**Work item:** Which lines have the string "label"? Copy all of them from the entries below.
(Source records begins)
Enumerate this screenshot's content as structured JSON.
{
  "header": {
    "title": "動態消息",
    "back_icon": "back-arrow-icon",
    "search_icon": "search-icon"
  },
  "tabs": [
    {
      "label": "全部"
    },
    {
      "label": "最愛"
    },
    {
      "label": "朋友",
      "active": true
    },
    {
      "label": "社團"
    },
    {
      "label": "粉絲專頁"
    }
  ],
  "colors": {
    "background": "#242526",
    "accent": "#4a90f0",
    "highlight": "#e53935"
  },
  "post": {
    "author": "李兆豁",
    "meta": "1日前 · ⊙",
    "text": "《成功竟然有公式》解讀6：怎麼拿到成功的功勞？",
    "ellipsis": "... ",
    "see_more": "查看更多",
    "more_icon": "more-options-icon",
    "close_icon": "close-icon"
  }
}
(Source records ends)
**Exercise solution:**
      "label": "全部"
      "label": "最愛"
      "label": "朋友",
      "label": "社團"
      "label": "粉絲專頁"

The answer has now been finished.